Robots Are Quickly Becoming "Scary Good"
Robotics experts have been creating useful robots for years. Most are the so-called Jacquard type, looking more like machines than people and built to perform assembly line-type functions. Engineers have also continued work, though, on the so-called Jaquet-Droz type of robots which move and act like humans – and some of the latest models to be shown to the public are downright scary in what they look like and what they can do, more closely resembling C-3PO than Dr. Smith’s awkward sidekick in the old TV classic Lost In Space.
Three of these modern robots are particularly noteworthy, not just as cool-looking machines which can do amazing things, but as examples of what we can expect to see in the field of robotics in the not-too-distant future.
This four-legged robot built by Google-owned Boston Dynamics, NASA’s Jet Propulsion Laboratory and scientists from several other institutions was first unveiled a decade ago and got progressively better over time. Looking like a cross between a scary giant bug and a horse (the robot is actually the size of a mule), BigDog can run like an animal at speeds up to four miles an hour, climb steep slopes and pick its way through rocks, snow, mud and water while carrying as much as 340 pounds. An on-board computer plus lots of other goodies like gyroscope, stereo vision and LIDAR handle balance, navigation and communication with the person controlling BigDog, while also monitoring the status of all internal systems.
The BigDog project was actually discontinued at the end of 2015, but not because it failed – it didn’t. Funding for the project came from the U.S. Defense Department in the hopes that BigDog would eventually be able to be used as a pack mule for Marines traversing rough terrain. The government finally pulled its funding for the sole reason that the robot is too noisy for combat use. Nevertheless, the capabilities of BigDog show great promise for what robotic engineers will be able to develop in the future.
For those who prefer their robots to walk on two legs instead of four, we introduce Atlas. Also a Boston Dynamics project funded by the military, this humanoid robot (5-9, 180 pounds) was considered a disappointment when first seen a couple of years ago (and when it was five inches taller and 165 pounds heavier).
The new generation of Atlas, though, is very different than its predecessor which had trouble walking along a paved path. Using hydraulics and electric power, Atlas now has no difficulty walking and even running upright (with arms swinging, sort of) on rocky ground and snow, while navigating with LIDAR and sensors like his cousin BigDog. He can also stack boxes on shelves – and the one time he fell down in his demonstration video, Atlas got up again all by himself. Somewhat spooky, yet very impressive.

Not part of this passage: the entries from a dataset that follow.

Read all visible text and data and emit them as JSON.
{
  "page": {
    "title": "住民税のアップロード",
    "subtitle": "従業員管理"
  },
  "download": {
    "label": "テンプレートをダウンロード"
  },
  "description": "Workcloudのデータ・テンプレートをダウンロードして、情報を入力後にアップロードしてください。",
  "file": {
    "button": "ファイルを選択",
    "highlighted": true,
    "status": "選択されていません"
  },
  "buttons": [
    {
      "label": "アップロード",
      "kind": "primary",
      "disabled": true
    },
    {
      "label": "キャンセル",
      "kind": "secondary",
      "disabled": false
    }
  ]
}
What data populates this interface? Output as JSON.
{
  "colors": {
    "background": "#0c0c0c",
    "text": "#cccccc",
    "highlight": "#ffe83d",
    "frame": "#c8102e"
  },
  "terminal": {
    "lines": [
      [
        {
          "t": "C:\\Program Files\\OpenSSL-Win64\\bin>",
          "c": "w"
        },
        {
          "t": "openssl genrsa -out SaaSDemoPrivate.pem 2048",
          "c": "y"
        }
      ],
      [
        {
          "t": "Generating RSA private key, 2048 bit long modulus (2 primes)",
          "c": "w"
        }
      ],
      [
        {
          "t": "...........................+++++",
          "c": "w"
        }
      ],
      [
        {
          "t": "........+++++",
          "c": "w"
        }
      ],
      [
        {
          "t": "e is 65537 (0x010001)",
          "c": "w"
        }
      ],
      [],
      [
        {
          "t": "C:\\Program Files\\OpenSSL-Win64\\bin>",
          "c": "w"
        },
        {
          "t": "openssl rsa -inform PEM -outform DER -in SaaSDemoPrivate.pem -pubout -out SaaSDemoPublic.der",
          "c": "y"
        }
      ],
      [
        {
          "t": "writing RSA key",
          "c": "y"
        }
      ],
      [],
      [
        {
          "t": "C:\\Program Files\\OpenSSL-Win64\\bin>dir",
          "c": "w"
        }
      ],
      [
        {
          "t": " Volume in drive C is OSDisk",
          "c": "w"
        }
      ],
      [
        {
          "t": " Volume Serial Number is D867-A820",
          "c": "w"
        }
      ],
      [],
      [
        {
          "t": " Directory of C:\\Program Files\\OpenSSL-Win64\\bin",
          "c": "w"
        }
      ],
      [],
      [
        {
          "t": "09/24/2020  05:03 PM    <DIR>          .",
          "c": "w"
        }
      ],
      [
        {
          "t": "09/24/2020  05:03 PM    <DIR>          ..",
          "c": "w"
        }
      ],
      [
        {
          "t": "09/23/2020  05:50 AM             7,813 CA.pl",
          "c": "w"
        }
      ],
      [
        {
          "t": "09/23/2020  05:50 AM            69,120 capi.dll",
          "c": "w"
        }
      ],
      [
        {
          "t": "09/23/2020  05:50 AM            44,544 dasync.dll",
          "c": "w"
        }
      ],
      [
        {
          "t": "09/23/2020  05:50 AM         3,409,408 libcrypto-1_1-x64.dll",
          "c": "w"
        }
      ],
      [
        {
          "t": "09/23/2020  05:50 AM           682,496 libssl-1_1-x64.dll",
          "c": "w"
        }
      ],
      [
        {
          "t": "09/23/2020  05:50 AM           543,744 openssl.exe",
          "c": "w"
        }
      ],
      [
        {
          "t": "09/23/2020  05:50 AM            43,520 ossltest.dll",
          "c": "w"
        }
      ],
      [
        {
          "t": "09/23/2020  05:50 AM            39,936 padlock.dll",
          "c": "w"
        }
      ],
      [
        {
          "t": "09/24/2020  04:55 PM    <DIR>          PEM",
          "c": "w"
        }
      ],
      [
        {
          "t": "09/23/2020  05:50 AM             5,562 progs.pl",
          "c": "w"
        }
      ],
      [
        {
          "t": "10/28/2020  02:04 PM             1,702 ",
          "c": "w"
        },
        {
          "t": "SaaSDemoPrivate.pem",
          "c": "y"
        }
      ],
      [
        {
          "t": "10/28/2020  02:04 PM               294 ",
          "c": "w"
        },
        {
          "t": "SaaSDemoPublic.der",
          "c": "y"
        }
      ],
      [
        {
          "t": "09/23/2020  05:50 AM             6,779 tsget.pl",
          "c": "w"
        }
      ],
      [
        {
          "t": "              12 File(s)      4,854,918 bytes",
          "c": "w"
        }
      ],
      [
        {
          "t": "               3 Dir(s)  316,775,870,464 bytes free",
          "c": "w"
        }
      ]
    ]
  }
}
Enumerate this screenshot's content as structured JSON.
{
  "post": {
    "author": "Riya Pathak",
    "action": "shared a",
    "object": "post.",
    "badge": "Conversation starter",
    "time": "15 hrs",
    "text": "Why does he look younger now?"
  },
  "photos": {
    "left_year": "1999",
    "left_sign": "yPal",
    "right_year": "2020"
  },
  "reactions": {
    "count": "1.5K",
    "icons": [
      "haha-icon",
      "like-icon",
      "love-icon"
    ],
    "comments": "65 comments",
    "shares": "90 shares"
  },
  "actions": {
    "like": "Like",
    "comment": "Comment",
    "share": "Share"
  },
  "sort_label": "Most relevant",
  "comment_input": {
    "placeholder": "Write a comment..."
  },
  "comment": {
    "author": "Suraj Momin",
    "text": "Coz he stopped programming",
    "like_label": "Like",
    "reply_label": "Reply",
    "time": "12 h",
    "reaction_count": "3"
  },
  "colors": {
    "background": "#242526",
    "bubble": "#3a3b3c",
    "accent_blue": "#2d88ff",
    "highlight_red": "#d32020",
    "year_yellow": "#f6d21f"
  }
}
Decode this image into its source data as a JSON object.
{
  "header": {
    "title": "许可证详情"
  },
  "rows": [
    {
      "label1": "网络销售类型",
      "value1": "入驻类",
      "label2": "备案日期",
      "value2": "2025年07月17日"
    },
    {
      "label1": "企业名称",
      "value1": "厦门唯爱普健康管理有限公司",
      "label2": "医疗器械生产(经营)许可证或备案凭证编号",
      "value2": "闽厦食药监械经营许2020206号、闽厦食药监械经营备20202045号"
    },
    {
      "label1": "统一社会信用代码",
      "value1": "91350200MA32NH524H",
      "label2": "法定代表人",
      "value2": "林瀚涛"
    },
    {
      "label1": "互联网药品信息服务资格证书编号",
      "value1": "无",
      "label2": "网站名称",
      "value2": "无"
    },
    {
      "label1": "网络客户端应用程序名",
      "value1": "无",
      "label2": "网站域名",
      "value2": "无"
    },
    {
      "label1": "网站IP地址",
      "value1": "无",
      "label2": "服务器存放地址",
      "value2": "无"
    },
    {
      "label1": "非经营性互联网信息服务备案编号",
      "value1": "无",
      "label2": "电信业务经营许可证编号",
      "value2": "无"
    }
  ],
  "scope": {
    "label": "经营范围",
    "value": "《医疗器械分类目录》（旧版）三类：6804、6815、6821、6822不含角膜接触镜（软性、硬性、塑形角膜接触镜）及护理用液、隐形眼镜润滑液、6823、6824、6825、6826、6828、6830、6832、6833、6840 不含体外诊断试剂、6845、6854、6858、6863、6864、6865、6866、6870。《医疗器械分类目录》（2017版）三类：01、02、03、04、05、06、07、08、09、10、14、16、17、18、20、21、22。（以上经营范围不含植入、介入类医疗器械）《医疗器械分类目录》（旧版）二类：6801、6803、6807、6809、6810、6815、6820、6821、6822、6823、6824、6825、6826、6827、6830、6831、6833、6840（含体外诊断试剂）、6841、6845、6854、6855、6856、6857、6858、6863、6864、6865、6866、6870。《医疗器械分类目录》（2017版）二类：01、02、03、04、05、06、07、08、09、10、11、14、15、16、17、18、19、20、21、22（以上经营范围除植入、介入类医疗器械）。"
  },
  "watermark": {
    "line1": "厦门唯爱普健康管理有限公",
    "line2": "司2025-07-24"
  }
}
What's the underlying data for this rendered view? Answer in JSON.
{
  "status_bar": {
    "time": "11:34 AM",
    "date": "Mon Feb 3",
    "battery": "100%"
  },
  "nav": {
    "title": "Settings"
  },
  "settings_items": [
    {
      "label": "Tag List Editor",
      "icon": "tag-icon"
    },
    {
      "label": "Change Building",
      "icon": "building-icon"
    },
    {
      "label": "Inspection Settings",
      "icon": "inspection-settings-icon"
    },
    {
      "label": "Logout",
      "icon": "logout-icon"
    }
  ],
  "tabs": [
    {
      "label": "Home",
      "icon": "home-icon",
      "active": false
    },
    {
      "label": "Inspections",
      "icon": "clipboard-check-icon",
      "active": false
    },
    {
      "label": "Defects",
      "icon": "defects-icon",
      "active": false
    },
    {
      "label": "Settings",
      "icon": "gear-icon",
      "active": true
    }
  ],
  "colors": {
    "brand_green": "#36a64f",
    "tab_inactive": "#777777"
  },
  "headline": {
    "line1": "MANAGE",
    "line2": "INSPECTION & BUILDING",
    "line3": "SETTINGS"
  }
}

Our last example isn’t spooky as much as it is scary. But it’s not the robot that’s scary, it’s the human test subjects who interacted with it. A version of a Pioneer P3-AT robot, more like R2-D2 than C-3PO in appearance, was custom programmed at Georgia Tech and then clearly labeled with signs reading ."Emergency Guide Robot."
When the research subjects arrived, they were led to a room by the robot and then asked to sit down and fill out some forms. A short time later, fire alarms sounded and simulated smoke filled the area; the robot appeared at the door and "led" the subjects right through the smoke, in a different direction than the one they’d originally entered from – and right past clearly marked "exit" signs.
Out of 28 test subjects, 26 immediately followed behind the "emergency" robot down the hallway, instead of leaving the way they came in or using the exit doors (two subjects stayed in the room). After the experiment, they said they trusted the robot simply because it was wearing "Emergency Guide Robot" signs; even the researchers were taken aback by the blind trust the humans put in the robot.
The development of robots may have quite a ways to go, but at least some humans are apparently ready to follow wherever they lead.